     */
    public function getRouteKeyName()
    {
        return 'slug';
    }
}

Now with route model binding - we can't be sure that the correct model has been fetched. If there are multiple posts with the same slug it's just going to get the first - it's "blissfully" unaware of the association. You might compensate for this by refetching the post using the slug through the association.

public function show(User $user, Post $post)
{
    // We can't be sure that the correct post was selected by the slug,
    // so we'll re-fetch it through the user's association.
    $post = $user->posts()->where('slug', $post->slug)->firstOrFail();

    //
}

However we don't want to have to go through the entire site, always re-fetching the model through an association to make sure we're getting the right one. It's brittle and bound to be missed in some places. There's a better way - we can sort it out in the RouteServiceProvider with a manual binding.

Route::bind('post', function ($value, $route) {
    if ($user = $route->parameter('user')) {
        return $user->posts()->where('slug', $value)->firstOrFail();
    }

    return \App\Post::where('slug', $value)->firstOrFail();
});

With this, whenever Laravel tries to perform a model binding on a route it will first check to see if the route has a user parameter, and if so it will use it to correctly scope the model lookup. Now we're back to a nice clean model action without any crap.

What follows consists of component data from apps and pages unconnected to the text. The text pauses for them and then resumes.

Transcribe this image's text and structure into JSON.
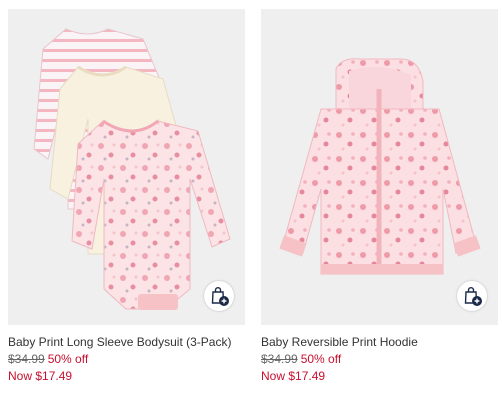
{
  "colors": {
    "sale_red": "#c8102e",
    "image_bg": "#efefef",
    "pink": "#f6c2c6",
    "cream": "#f8f1e0",
    "bag_navy": "#1b2a4a"
  },
  "products": [
    {
      "name": "Baby Print Long Sleeve Bodysuit (3-Pack)",
      "original_price": "$34.99",
      "discount": "50% off",
      "sale_price": "Now $17.49",
      "bag_icon": "shopping-bag-plus-icon"
    },
    {
      "name": "Baby Reversible Print Hoodie",
      "original_price": "$34.99",
      "discount": "50% off",
      "sale_price": "Now $17.49",
      "bag_icon": "shopping-bag-plus-icon"
    }
  ]
}
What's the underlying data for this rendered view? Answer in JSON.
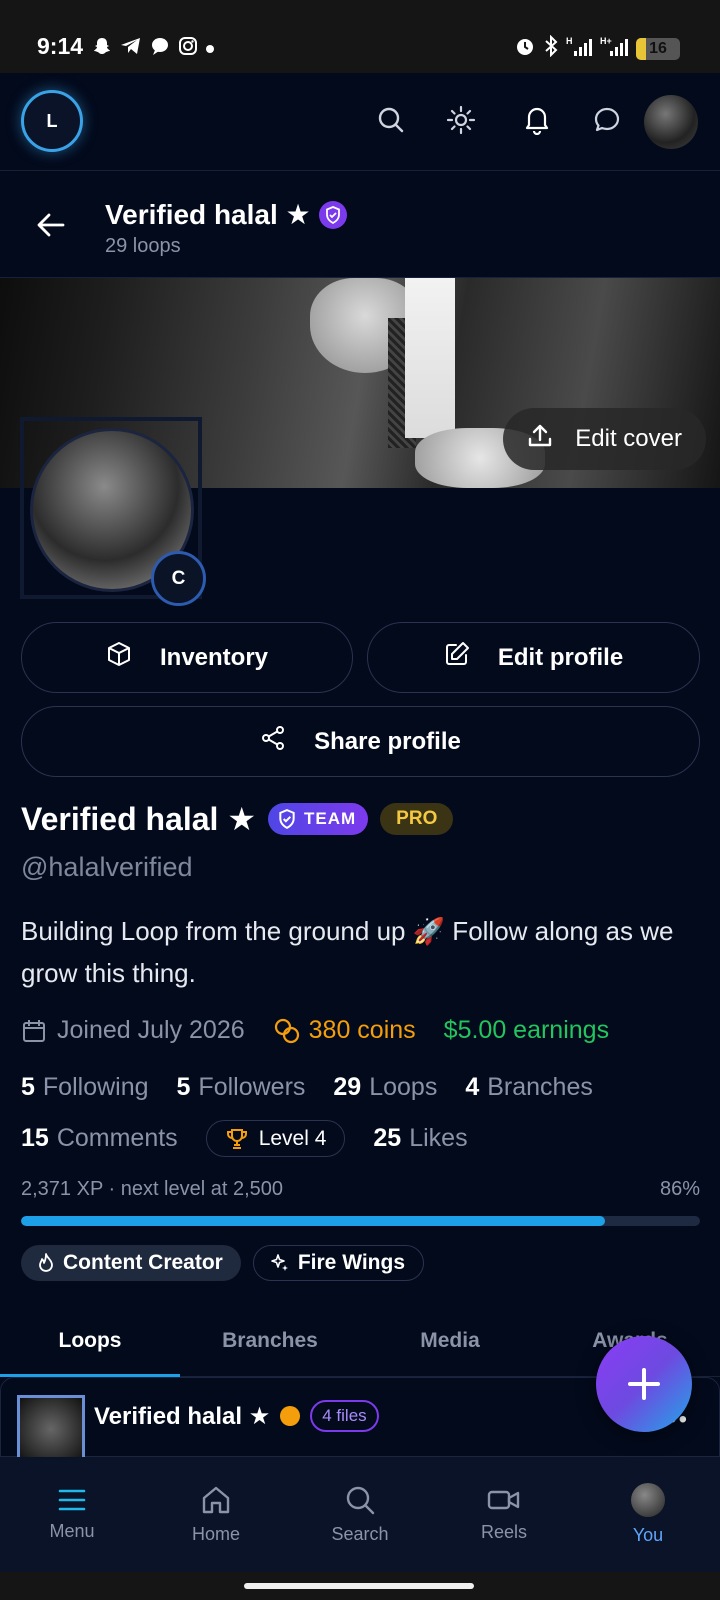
{
  "status": {
    "time": "9:14",
    "battery": "16",
    "left_icons": [
      "snapchat-icon",
      "telegram-icon",
      "threads-icon",
      "instagram-icon",
      "dot-icon"
    ],
    "right_icons": [
      "alarm-icon",
      "bluetooth-icon",
      "signal-h-icon",
      "signal-hplus-icon",
      "battery-icon"
    ]
  },
  "topbar": {
    "logo_letter": "L",
    "icons": [
      "search-icon",
      "sun-icon",
      "bell-icon",
      "chat-icon"
    ]
  },
  "pagehead": {
    "title": "Verified halal ★",
    "subtitle": "29 loops"
  },
  "cover": {
    "edit_label": "Edit cover"
  },
  "profile": {
    "avatar_badge": "C",
    "buttons": {
      "inventory": "Inventory",
      "edit": "Edit profile",
      "share": "Share profile"
    },
    "name": "Verified halal ★",
    "team_badge": "TEAM",
    "pro_badge": "PRO",
    "handle": "@halalverified",
    "bio": "Building Loop from the ground up 🚀 Follow along as we grow this thing.",
    "joined": "Joined July 2026",
    "coins": "380 coins",
    "earnings": "$5.00 earnings",
    "stats": {
      "following_num": "5",
      "following_label": "Following",
      "followers_num": "5",
      "followers_label": "Followers",
      "loops_num": "29",
      "loops_label": "Loops",
      "branches_num": "4",
      "branches_label": "Branches",
      "comments_num": "15",
      "comments_label": "Comments",
      "level": "Level 4",
      "likes_num": "25",
      "likes_label": "Likes"
    },
    "xp_text": "2,371 XP · next level at 2,500",
    "xp_percent": "86%",
    "xp_fraction": 0.86,
    "chips": [
      "Content Creator",
      "Fire Wings"
    ]
  },
  "tabs": [
    "Loops",
    "Branches",
    "Media",
    "Awards"
  ],
  "post": {
    "author": "Verified halal ★",
    "files": "4 files",
    "more": "•••"
  },
  "nav": [
    {
      "label": "Menu",
      "icon": "menu-icon"
    },
    {
      "label": "Home",
      "icon": "home-icon"
    },
    {
      "label": "Search",
      "icon": "search-icon"
    },
    {
      "label": "Reels",
      "icon": "video-icon"
    },
    {
      "label": "You",
      "icon": "avatar"
    }
  ],
  "colors": {
    "accent": "#1ea0e8",
    "coins": "#f59e0b",
    "earnings": "#22c55e",
    "team": "#7c3aed",
    "pro": "#f5c842"
  }
}
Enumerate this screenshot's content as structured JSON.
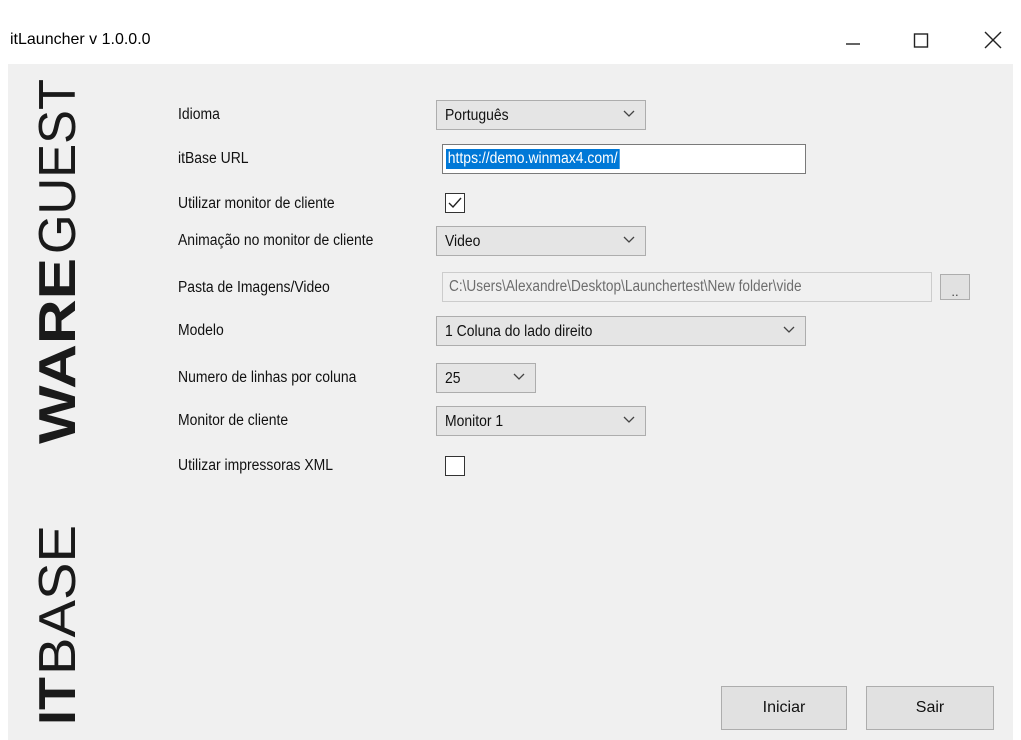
{
  "window": {
    "title": "itLauncher v 1.0.0.0",
    "controls": [
      "minimize-icon",
      "maximize-icon",
      "close-icon"
    ]
  },
  "branding": {
    "top_logo_text": "WAREGUEST",
    "bottom_logo_text": "ITBASE"
  },
  "form": {
    "idioma": {
      "label": "Idioma",
      "value": "Português"
    },
    "itbase_url": {
      "label": "itBase URL",
      "value": "https://demo.winmax4.com/"
    },
    "usar_monitor": {
      "label": "Utilizar monitor de cliente",
      "checked": true
    },
    "animacao": {
      "label": "Animação no monitor de cliente",
      "value": "Video"
    },
    "pasta": {
      "label": "Pasta de Imagens/Video",
      "value": "C:\\Users\\Alexandre\\Desktop\\Launchertest\\New folder\\vide",
      "browse_label": ".."
    },
    "modelo": {
      "label": "Modelo",
      "value": "1 Coluna do lado direito"
    },
    "linhas": {
      "label": "Numero de linhas por coluna",
      "value": "25"
    },
    "monitor": {
      "label": "Monitor de cliente",
      "value": "Monitor 1"
    },
    "xml": {
      "label": "Utilizar impressoras XML",
      "checked": false
    }
  },
  "buttons": {
    "start": "Iniciar",
    "exit": "Sair"
  },
  "colors": {
    "selection": "#0078d7",
    "dialog_bg": "#f0f0f0",
    "combo_bg": "#e5e5e5",
    "logo": "#1a1a1a"
  }
}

public function show(User $user, Post $post)
{
    //
}

A blog about Laravel & Rails, written by Dwight Watson.